Check each line of the material below for "position", then copy the ones that contain it.

Top of Exercise input

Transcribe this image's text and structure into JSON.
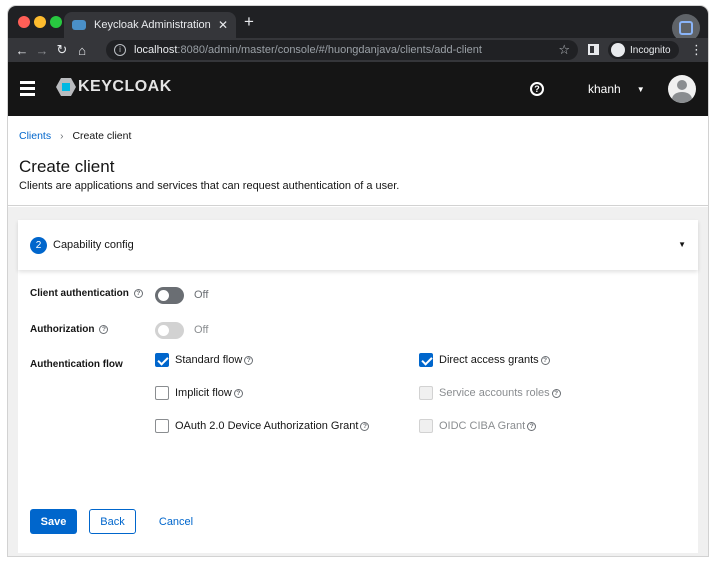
{
  "browser": {
    "tab_title": "Keycloak Administration Conso",
    "url_host": "localhost",
    "url_rest": ":8080/admin/master/console/#/huongdanjava/clients/add-client",
    "incognito_label": "Incognito"
  },
  "masthead": {
    "logo_text": "KEYCLOAK",
    "username": "khanh"
  },
  "breadcrumb": {
    "parent": "Clients",
    "current": "Create client"
  },
  "page": {
    "title": "Create client",
    "description": "Clients are applications and services that can request authentication of a user."
  },
  "step": {
    "number": "2",
    "label": "Capability config"
  },
  "fields": {
    "client_authentication": {
      "label": "Client authentication",
      "state": "Off"
    },
    "authorization": {
      "label": "Authorization",
      "state": "Off"
    },
    "authentication_flow": {
      "label": "Authentication flow"
    }
  },
  "flows": {
    "standard_flow": "Standard flow",
    "direct_access_grants": "Direct access grants",
    "implicit_flow": "Implicit flow",
    "service_accounts_roles": "Service accounts roles",
    "device_grant": "OAuth 2.0 Device Authorization Grant",
    "oidc_ciba_grant": "OIDC CIBA Grant"
  },
  "buttons": {
    "save": "Save",
    "back": "Back",
    "cancel": "Cancel"
  },
  "colors": {
    "accent": "#0066cc",
    "masthead": "#151515"
  }
}
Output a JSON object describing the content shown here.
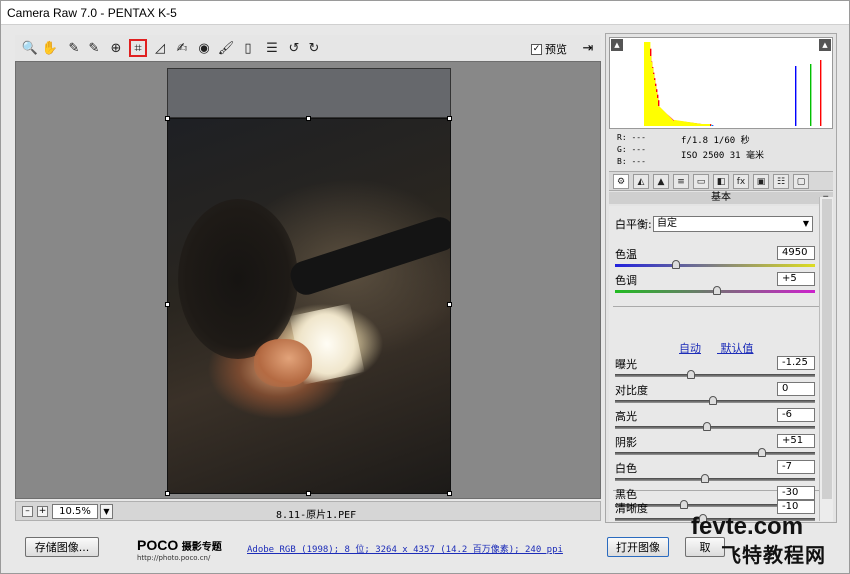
{
  "window": {
    "title": "Camera Raw 7.0 -  PENTAX K-5"
  },
  "toolbar": {
    "tools": [
      {
        "name": "zoom-tool",
        "glyph": "🔍"
      },
      {
        "name": "hand-tool",
        "glyph": "✋"
      },
      {
        "name": "white-balance-tool",
        "glyph": "✎"
      },
      {
        "name": "color-sampler-tool",
        "glyph": "✎"
      },
      {
        "name": "targeted-adjustment-tool",
        "glyph": "⊕"
      },
      {
        "name": "crop-tool",
        "glyph": "⌗",
        "active": true
      },
      {
        "name": "straighten-tool",
        "glyph": "◿"
      },
      {
        "name": "spot-removal-tool",
        "glyph": "✍"
      },
      {
        "name": "red-eye-tool",
        "glyph": "◉"
      },
      {
        "name": "adjustment-brush-tool",
        "glyph": "🖌"
      },
      {
        "name": "graduated-filter-tool",
        "glyph": "▯"
      },
      {
        "name": "preferences-tool",
        "glyph": "☰"
      },
      {
        "name": "rotate-left-tool",
        "glyph": "↺"
      },
      {
        "name": "rotate-right-tool",
        "glyph": "↻"
      }
    ],
    "preview_label": "预览",
    "preview_checked": "✓",
    "fullscreen_glyph": "⇥"
  },
  "status": {
    "zoom_minus": "–",
    "zoom_plus": "+",
    "zoom_value": "10.5%",
    "zoom_dropdown": "▼",
    "filename": "8.11-原片1.PEF"
  },
  "bottom": {
    "save_label": "存储图像...",
    "poco_brand": "POCO",
    "poco_title": "摄影专题",
    "poco_url": "http://photo.poco.cn/",
    "workflow": "Adobe RGB (1998); 8 位; 3264 x 4357 (14.2 百万像素); 240 ppi",
    "open_label": "打开图像",
    "cancel_label": "取",
    "watermark_top": "fevte.com",
    "watermark_bottom": "飞特教程网"
  },
  "histogram": {
    "clip_shadow": "▲",
    "clip_highlight": "▲",
    "peaks_note_colors": [
      "#ff0000",
      "#ffff00",
      "#00c000",
      "#0000ff",
      "#00ffff",
      "#ff00ff"
    ]
  },
  "info": {
    "r": "R:  ---",
    "g": "G:  ---",
    "b": "B:  ---",
    "aperture_shutter": "f/1.8   1/60 秒",
    "iso_focal": "ISO 2500   31 毫米"
  },
  "panel_tabs": [
    "⚙",
    "◭",
    "▲",
    "≡",
    "▭",
    "◧",
    "fx",
    "▣",
    "☷",
    "▢"
  ],
  "panel": {
    "title": "基本",
    "menu_glyph": "≡",
    "white_balance_label": "白平衡:",
    "white_balance_value": "自定",
    "white_balance_arrow": "▼",
    "auto_label": "自动",
    "default_label": "默认值",
    "sliders": [
      {
        "label": "色温",
        "value": "4950",
        "position": 0.31,
        "track": "temp"
      },
      {
        "label": "色调",
        "value": "+5",
        "position": 0.52,
        "track": "tint"
      },
      {
        "label": "曝光",
        "value": "-1.25",
        "position": 0.39,
        "track": "gray"
      },
      {
        "label": "对比度",
        "value": "0",
        "position": 0.5,
        "track": "gray"
      },
      {
        "label": "高光",
        "value": "-6",
        "position": 0.47,
        "track": "gray"
      },
      {
        "label": "阴影",
        "value": "+51",
        "position": 0.75,
        "track": "gray"
      },
      {
        "label": "白色",
        "value": "-7",
        "position": 0.46,
        "track": "gray"
      },
      {
        "label": "黑色",
        "value": "-30",
        "position": 0.35,
        "track": "gray"
      },
      {
        "label": "清晰度",
        "value": "-10",
        "position": 0.45,
        "track": "gray"
      }
    ]
  }
}
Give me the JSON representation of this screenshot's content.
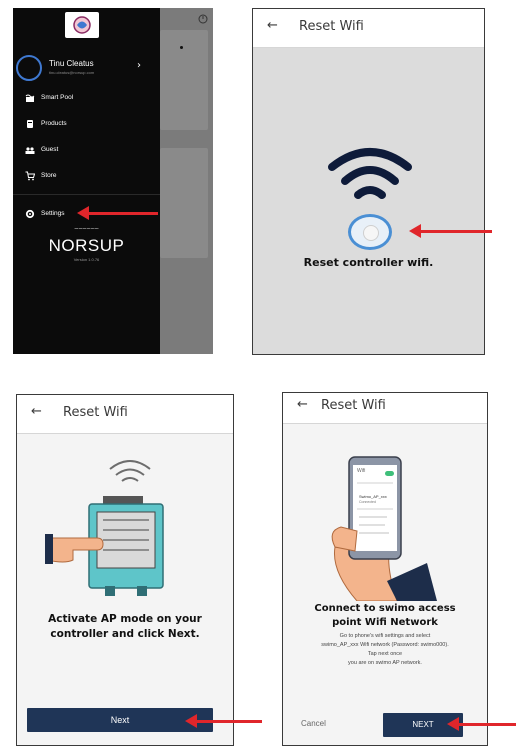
{
  "panel1": {
    "user_name": "Tinu Cleatus",
    "user_email": "tinu.cleatus@norsup.com",
    "menu": [
      {
        "label": "Smart Pool",
        "icon": "pool-icon"
      },
      {
        "label": "Products",
        "icon": "product-icon"
      },
      {
        "label": "Guest",
        "icon": "guest-icon"
      },
      {
        "label": "Store",
        "icon": "cart-icon"
      },
      {
        "label": "Settings",
        "icon": "gear-icon"
      }
    ],
    "brand_wave": "~~~~~~",
    "brand_name": "NORSUP",
    "version": "Version 1.0.76"
  },
  "panel2": {
    "back": "←",
    "title": "Reset Wifi",
    "caption": "Reset controller wifi."
  },
  "panel3": {
    "back": "←",
    "title": "Reset Wifi",
    "heading_line1": "Activate AP mode on your",
    "heading_line2": "controller and click Next.",
    "next_label": "Next"
  },
  "panel4": {
    "back": "←",
    "title": "Reset Wifi",
    "phone_wifi_label": "Wifi",
    "phone_network_name": "Swimo_AP_xxx",
    "phone_network_status": "Connected",
    "heading_line1": "Connect to swimo access",
    "heading_line2": "point Wifi Network",
    "instr_line1": "Go to phone's wifi settings and select",
    "instr_line2": "swimo_AP_xxx Wifi network (Password: swimo000).",
    "instr_line3": "Tap next once",
    "instr_line4": "you are on swimo AP network.",
    "cancel_label": "Cancel",
    "next_label": "NEXT"
  },
  "colors": {
    "accent_red": "#e0262b",
    "button_navy": "#1f3557",
    "drawer_black": "#0b0b0b",
    "avatar_ring": "#3f79d1"
  }
}
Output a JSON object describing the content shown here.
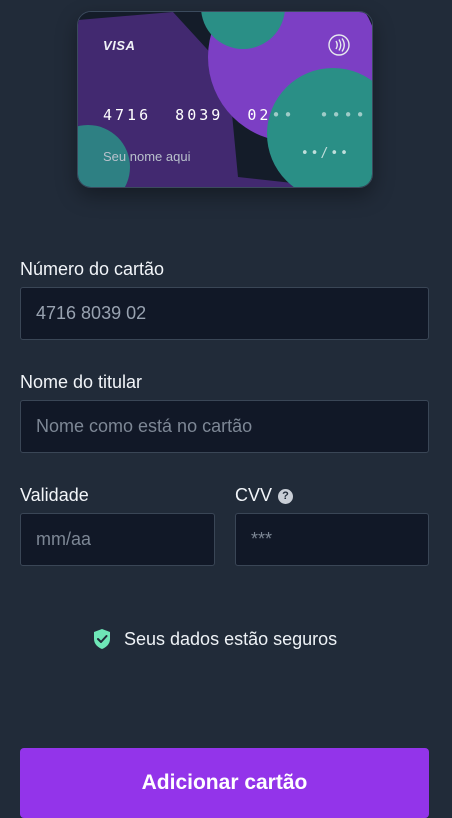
{
  "card_preview": {
    "brand": "VISA",
    "number_entered": "4716  8039  02",
    "number_masked": "••  ••••",
    "holder_placeholder": "Seu nome aqui",
    "expiry_placeholder": "••/••",
    "contactless_icon": "contactless-icon",
    "colors": {
      "base": "#141c29",
      "purple": "#7c3fc4",
      "teal": "#2a8f86",
      "deep_purple": "#4a2b7c"
    }
  },
  "form": {
    "card_number": {
      "label": "Número do cartão",
      "value": "4716 8039 02"
    },
    "holder_name": {
      "label": "Nome do titular",
      "placeholder": "Nome como está no cartão"
    },
    "expiry": {
      "label": "Validade",
      "placeholder": "mm/aa"
    },
    "cvv": {
      "label": "CVV",
      "placeholder": "***",
      "help_icon": "?"
    }
  },
  "security_note": {
    "icon": "shield-check-icon",
    "text": "Seus dados estão seguros",
    "icon_color": "#6ee7b7"
  },
  "submit_button": {
    "label": "Adicionar cartão",
    "color": "#9334ea"
  }
}
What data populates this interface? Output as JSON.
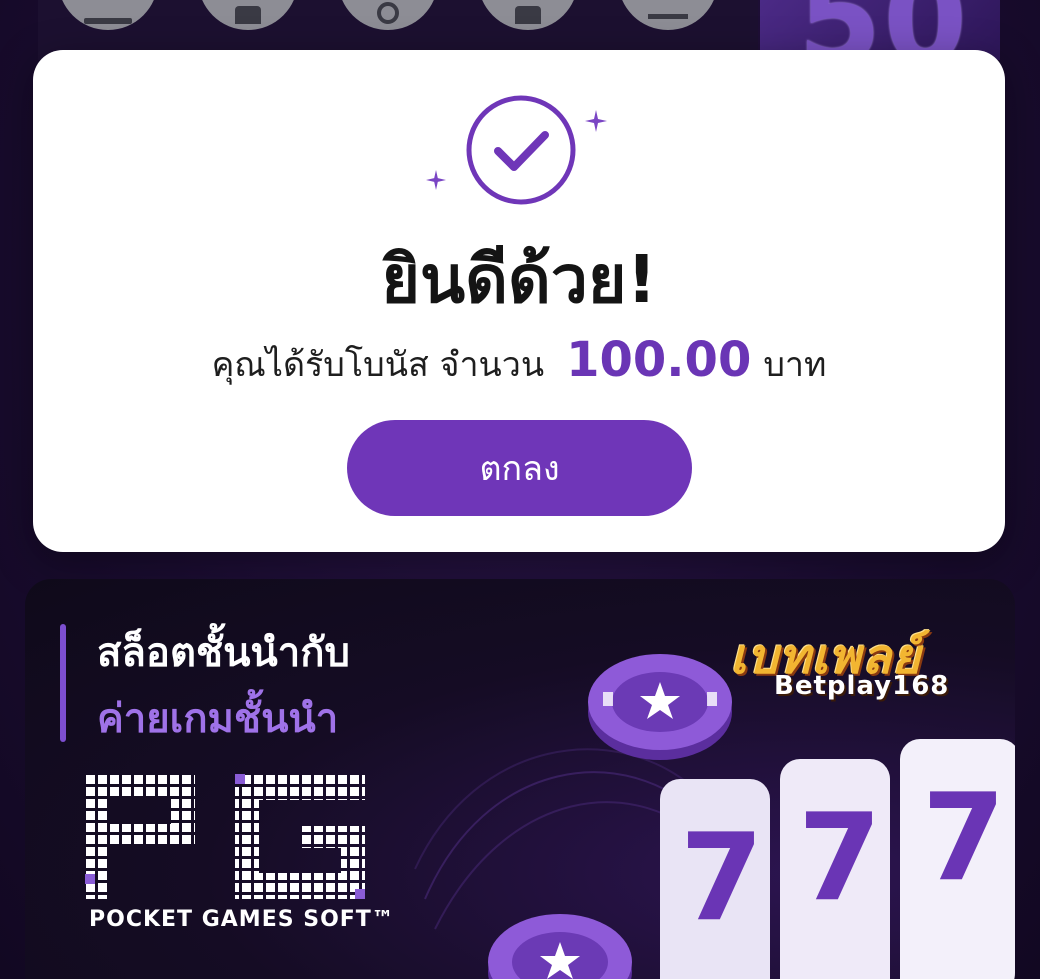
{
  "top": {
    "icons": [
      "category-icon",
      "card-icon",
      "support-icon",
      "profile-icon",
      "bonus-icon"
    ],
    "promo_number": "50"
  },
  "modal": {
    "title": "ยินดีด้วย!",
    "message_prefix": "คุณได้รับโบนัส จำนวน",
    "amount": "100.00",
    "currency": "บาท",
    "ok_label": "ตกลง",
    "accent_color": "#6f36b8"
  },
  "banner": {
    "line1": "สล็อตชั้นนำกับ",
    "line2": "ค่ายเกมชั้นนำ",
    "provider_tagline": "POCKET GAMES SOFT™",
    "brand_thai": "เบทเพลย์",
    "brand_en": "Betplay168",
    "reel_symbol": "7"
  }
}
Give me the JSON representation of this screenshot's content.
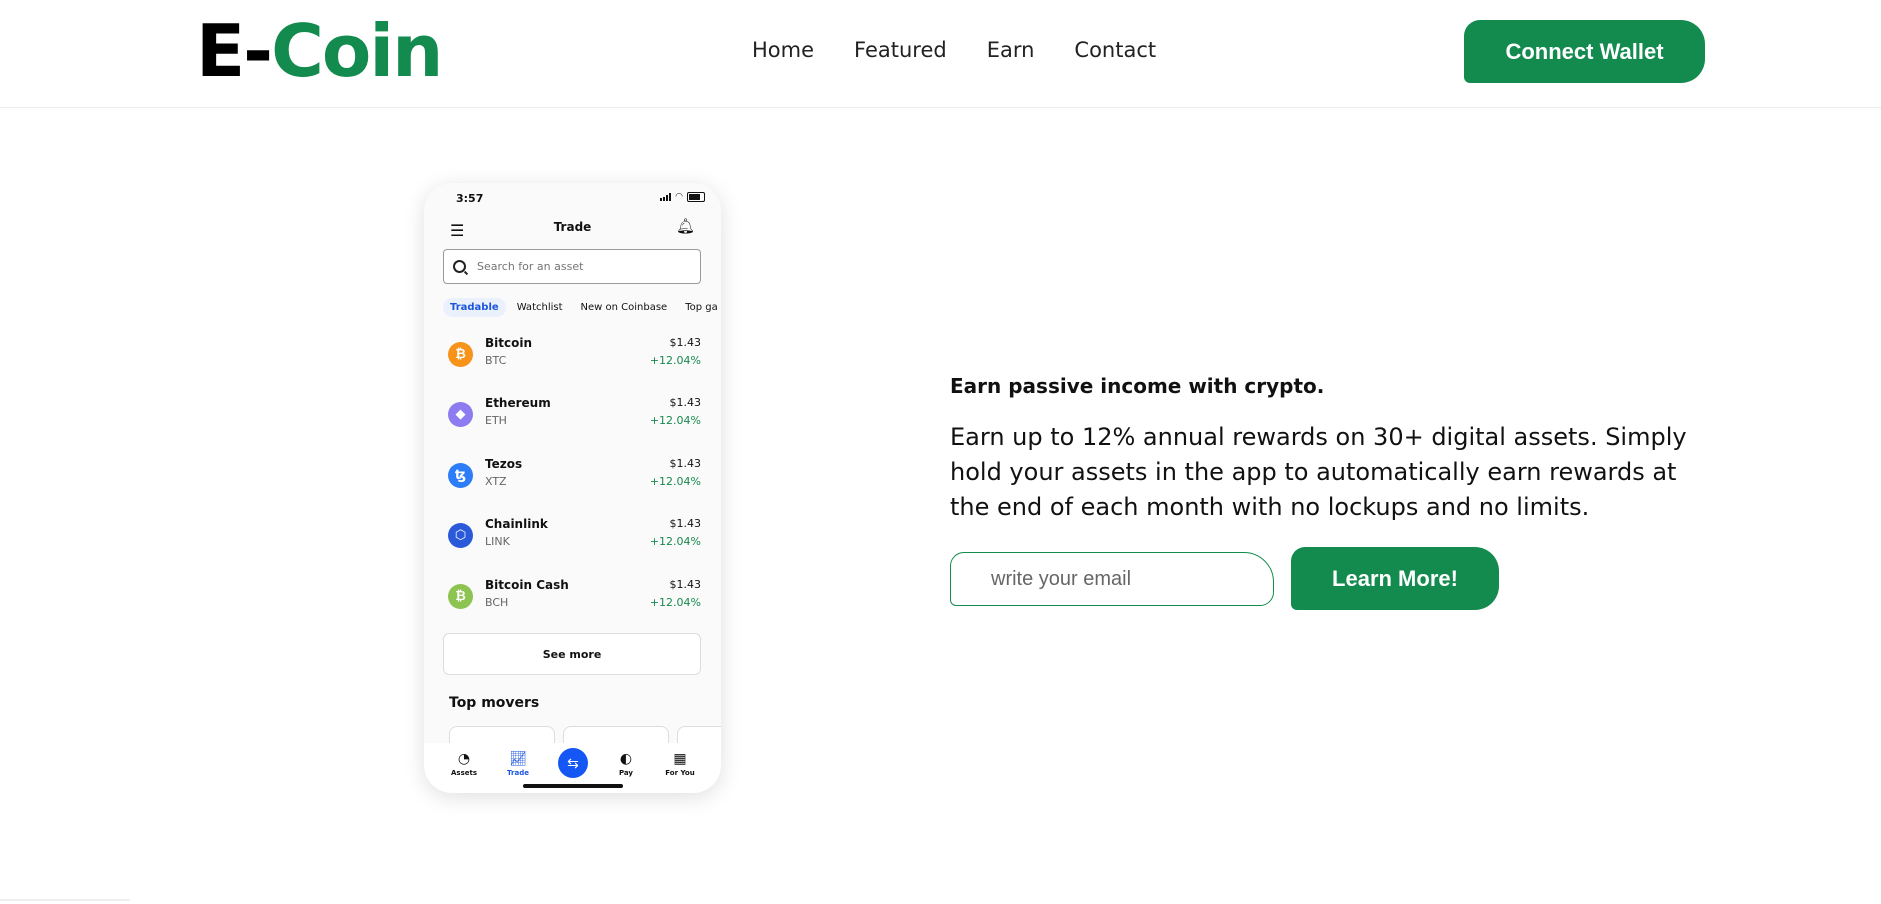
{
  "header": {
    "logo_part1": "E-",
    "logo_part2": "Coin",
    "nav": [
      "Home",
      "Featured",
      "Earn",
      "Contact"
    ],
    "connect_label": "Connect Wallet"
  },
  "phone": {
    "time": "3:57",
    "title": "Trade",
    "search_placeholder": "Search for an asset",
    "tabs": [
      "Tradable",
      "Watchlist",
      "New on Coinbase",
      "Top ga"
    ],
    "assets": [
      {
        "name": "Bitcoin",
        "symbol": "BTC",
        "price": "$1.43",
        "change": "+12.04%",
        "glyph": "₿",
        "color": "#f7931a"
      },
      {
        "name": "Ethereum",
        "symbol": "ETH",
        "price": "$1.43",
        "change": "+12.04%",
        "glyph": "◆",
        "color": "#8c7cf0"
      },
      {
        "name": "Tezos",
        "symbol": "XTZ",
        "price": "$1.43",
        "change": "+12.04%",
        "glyph": "ꜩ",
        "color": "#2c7df7"
      },
      {
        "name": "Chainlink",
        "symbol": "LINK",
        "price": "$1.43",
        "change": "+12.04%",
        "glyph": "⬡",
        "color": "#2a5ada"
      },
      {
        "name": "Bitcoin Cash",
        "symbol": "BCH",
        "price": "$1.43",
        "change": "+12.04%",
        "glyph": "₿",
        "color": "#8dc351"
      }
    ],
    "see_more": "See more",
    "top_movers": "Top movers",
    "bottom_nav": [
      "Assets",
      "Trade",
      "Pay",
      "For You"
    ]
  },
  "hero": {
    "headline": "Earn passive income with crypto.",
    "description": "Earn up to 12% annual rewards on 30+ digital assets. Simply hold your assets in the app to automatically earn rewards at the end of each month with no lockups and no limits.",
    "email_placeholder": "write your email",
    "cta_label": "Learn More!"
  },
  "colors": {
    "brand": "#138b4f",
    "accent_blue": "#1457f5"
  }
}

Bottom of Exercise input

Output of the exercise:
        "position": 0.31,
        "position": 0.52,
        "position": 0.39,
        "position": 0.5,
        "position": 0.47,
        "position": 0.75,
        "position": 0.46,
        "position": 0.35,
        "position": 0.45,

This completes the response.